Skip to main content

“I have come to tell you something about slavery”


“I have come to tell you something about slavery”

The Frederick Douglass Opening Programme: Martin Luther King Memorial Lecture

Free event. Booking is required.

  • Date: Wednesday 13 November 2019
  • Time: 18:00-19:30
  • Venue: Auditorium, Frederick Douglass Centre, Newcastle Helix

L to R: Norma Gregory
Hannah-Rose Murray
Alasdair Pettinger
Anita Rupprecht

Martin Luther King Memorial Lecture. From L to R: Norma Gregory, Hannah-Rose Murray, Alasdair Pettinger, Anita Rupprecht

To mark the opening of The Frederick Douglass Centre, eight of the country’s leading experts on Frederick Douglass will come together to:

  • discuss the historic links between slavery, Newcastle upon Tyne and the United Kingdom
  • consider the lessons for contemporary society

Hear about the effect of Frederick Douglass’s narratives and speeches in 19th century Britain and today. Find out about his engagement with other black people touring or resident in Britain at the time, like:

  • Jamaica-born Eliza Greenfield, married to a church minister in Arbroath
  • the former acquaintance from the Baltimore shipyards Douglass encountered in Liverpool

We’ll discuss the significance of commemorating Frederick Douglass today.

“Frederick Douglass was a sensation in the British Isles. Arriving in 1845, he travelled the length and breadth of the country, and spoke in large cities and small fishing villages along the coast.

“He mesmerised audiences from Dublin to Aberdeen. He created a solid network of abolitionist friends who organised meetings, published editions of his slave narrative and donated money to the antislavery cause.

“Douglass had a special relationship with Newcastle. He befriended the Richardson family, who he corresponded with for the rest of his life. In 1846, with Douglass' permission, the family raised money to buy his legal freedom from his slave owner in Maryland. This decision ruffled abolitionist feathers on both sides of the Atlantic. To some, it was a ‘compromising of principle’ and appeared to give sanction to the idea human beings were property.”

– Dr Hannah-Rose Murray

Following the lecture, guests are invited to enjoy a complimentary drink and canapés.

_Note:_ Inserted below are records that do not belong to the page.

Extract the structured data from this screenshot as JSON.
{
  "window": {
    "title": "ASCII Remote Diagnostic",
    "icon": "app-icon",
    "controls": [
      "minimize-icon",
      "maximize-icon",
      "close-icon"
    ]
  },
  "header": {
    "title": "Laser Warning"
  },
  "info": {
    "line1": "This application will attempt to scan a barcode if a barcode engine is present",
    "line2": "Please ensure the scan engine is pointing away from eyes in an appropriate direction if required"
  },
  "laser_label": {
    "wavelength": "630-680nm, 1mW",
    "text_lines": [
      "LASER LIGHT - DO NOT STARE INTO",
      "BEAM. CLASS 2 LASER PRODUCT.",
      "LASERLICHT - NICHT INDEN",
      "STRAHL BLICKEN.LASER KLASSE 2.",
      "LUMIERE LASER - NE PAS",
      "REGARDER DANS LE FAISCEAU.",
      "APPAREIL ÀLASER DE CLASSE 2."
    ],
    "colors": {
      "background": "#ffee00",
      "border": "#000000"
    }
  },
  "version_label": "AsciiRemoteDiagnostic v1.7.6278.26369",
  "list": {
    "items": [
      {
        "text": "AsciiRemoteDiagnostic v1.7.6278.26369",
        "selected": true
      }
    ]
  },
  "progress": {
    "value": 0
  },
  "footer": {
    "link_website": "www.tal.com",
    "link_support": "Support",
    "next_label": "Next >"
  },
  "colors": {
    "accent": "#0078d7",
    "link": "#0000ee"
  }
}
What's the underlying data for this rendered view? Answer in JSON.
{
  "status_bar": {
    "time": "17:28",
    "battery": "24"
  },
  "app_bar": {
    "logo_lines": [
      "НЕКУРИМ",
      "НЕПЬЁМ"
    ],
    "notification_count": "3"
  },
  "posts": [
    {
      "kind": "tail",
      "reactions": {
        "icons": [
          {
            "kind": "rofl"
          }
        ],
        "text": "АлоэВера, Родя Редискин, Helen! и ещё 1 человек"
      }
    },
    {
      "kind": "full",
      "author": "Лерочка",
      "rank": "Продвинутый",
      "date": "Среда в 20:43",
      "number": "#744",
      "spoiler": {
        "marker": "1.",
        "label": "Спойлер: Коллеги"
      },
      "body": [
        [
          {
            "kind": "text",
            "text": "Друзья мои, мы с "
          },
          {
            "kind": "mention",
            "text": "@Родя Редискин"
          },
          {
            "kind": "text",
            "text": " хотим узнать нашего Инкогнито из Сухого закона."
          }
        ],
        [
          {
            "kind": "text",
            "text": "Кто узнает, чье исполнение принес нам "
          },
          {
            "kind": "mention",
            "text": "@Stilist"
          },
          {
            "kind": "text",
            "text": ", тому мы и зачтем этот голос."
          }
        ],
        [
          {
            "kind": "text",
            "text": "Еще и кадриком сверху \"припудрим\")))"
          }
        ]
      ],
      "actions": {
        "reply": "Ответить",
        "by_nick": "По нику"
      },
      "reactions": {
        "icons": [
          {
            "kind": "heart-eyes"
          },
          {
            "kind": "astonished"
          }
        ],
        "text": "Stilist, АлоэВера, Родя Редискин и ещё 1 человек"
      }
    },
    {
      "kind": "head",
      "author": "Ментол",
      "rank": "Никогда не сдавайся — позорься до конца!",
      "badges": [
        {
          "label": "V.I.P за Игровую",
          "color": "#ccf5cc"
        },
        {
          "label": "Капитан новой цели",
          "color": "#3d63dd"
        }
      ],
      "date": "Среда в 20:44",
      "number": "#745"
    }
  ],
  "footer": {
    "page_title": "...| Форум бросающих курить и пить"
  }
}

  • Dr Fionnghuala Sweeney (Newcastle University)
  • Professor Bridget Bennett (University of Leeds)
  • Norma Gregory (Author and Historian)
  • Dr Hannah-Rose Murray (University of Edinburgh)
  • Jade Montserrat (Visual Artist)
  • Alasdair Pettinger (Author)
  • Professor Alan Rice (University of Central Lancashire)
  • Dr Anita Rupprecht (University of Brighton)
This event will be preceded by a special performance of Albion: Where do we belong? presented by Northern Stage Young Company.